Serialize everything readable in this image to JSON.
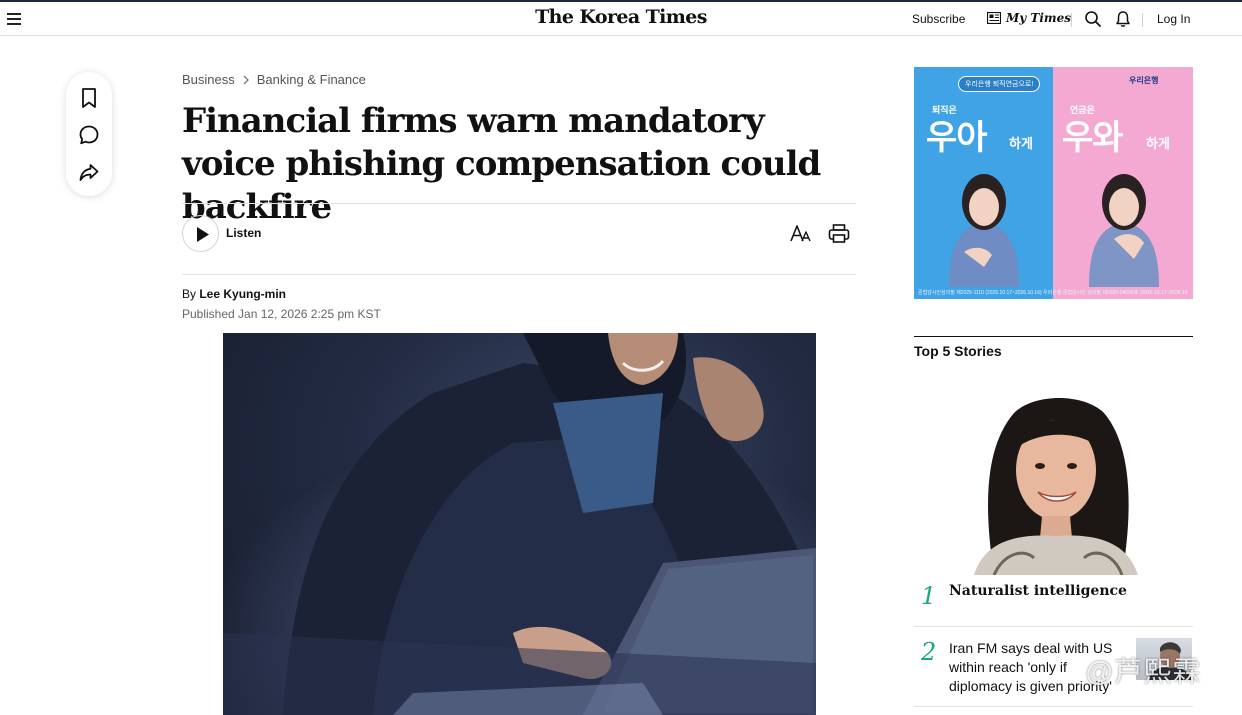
{
  "header": {
    "logo": "The Korea Times",
    "subscribe_label": "Subscribe",
    "my_times_label": "My Times",
    "login_label": "Log In"
  },
  "breadcrumb": {
    "section": "Business",
    "subsection": "Banking & Finance"
  },
  "article": {
    "headline": "Financial firms warn mandatory voice phishing compensation could backfire",
    "listen_label": "Listen",
    "byline_prefix": "By ",
    "author": "Lee Kyung-min",
    "published": "Published Jan 12, 2026 2:25 pm KST"
  },
  "ad": {
    "pill_text": "우리은행 퇴직연금으로!",
    "brand": "우리은행",
    "left_small": "퇴직은",
    "left_big": "우아",
    "left_suffix": "하게",
    "right_small": "연금은",
    "right_big": "우와",
    "right_suffix": "하게",
    "fine_print": "준법감시인심의필 제2025-1110 (2025.10.17~2026.10.16) 우리은행 준법감시인 심의필 제2025-04096호 (2025.10.17~2026.10.16)"
  },
  "top_stories": {
    "title": "Top 5 Stories",
    "items": [
      {
        "rank": "1",
        "title": "Naturalist intelligence"
      },
      {
        "rank": "2",
        "title": "Iran FM says deal with US within reach 'only if diplomacy is given priority'"
      }
    ]
  },
  "watermark": "@芦熙霖",
  "colors": {
    "accent_green": "#1aa873",
    "top_border": "#1c2740",
    "ad_blue": "#3fa3e6",
    "ad_pink": "#f4a9d3"
  }
}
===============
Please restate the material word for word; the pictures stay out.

Serialize everything readable in this image to JSON.
{
  "header": {
    "logo": "The Korea Times",
    "subscribe_label": "Subscribe",
    "my_times_label": "My Times",
    "login_label": "Log In"
  },
  "breadcrumb": {
    "section": "Business",
    "subsection": "Banking & Finance"
  },
  "article": {
    "headline": "Financial firms warn mandatory voice phishing compensation could backfire",
    "listen_label": "Listen",
    "byline_prefix": "By ",
    "author": "Lee Kyung-min",
    "published": "Published Jan 12, 2026 2:25 pm KST"
  },
  "ad": {
    "pill_text": "우리은행 퇴직연금으로!",
    "brand": "우리은행",
    "left_small": "퇴직은",
    "left_big": "우아",
    "left_suffix": "하게",
    "right_small": "연금은",
    "right_big": "우와",
    "right_suffix": "하게",
    "fine_print": "준법감시인심의필 제2025-1110 (2025.10.17~2026.10.16) 우리은행 준법감시인 심의필 제2025-04096호 (2025.10.17~2026.10.16)"
  },
  "top_stories": {
    "title": "Top 5 Stories",
    "items": [
      {
        "rank": "1",
        "title": "Naturalist intelligence"
      },
      {
        "rank": "2",
        "title": "Iran FM says deal with US within reach 'only if diplomacy is given priority'"
      }
    ]
  },
  "watermark": "@芦熙霖",
  "colors": {
    "accent_green": "#1aa873",
    "top_border": "#1c2740",
    "ad_blue": "#3fa3e6",
    "ad_pink": "#f4a9d3"
  }
}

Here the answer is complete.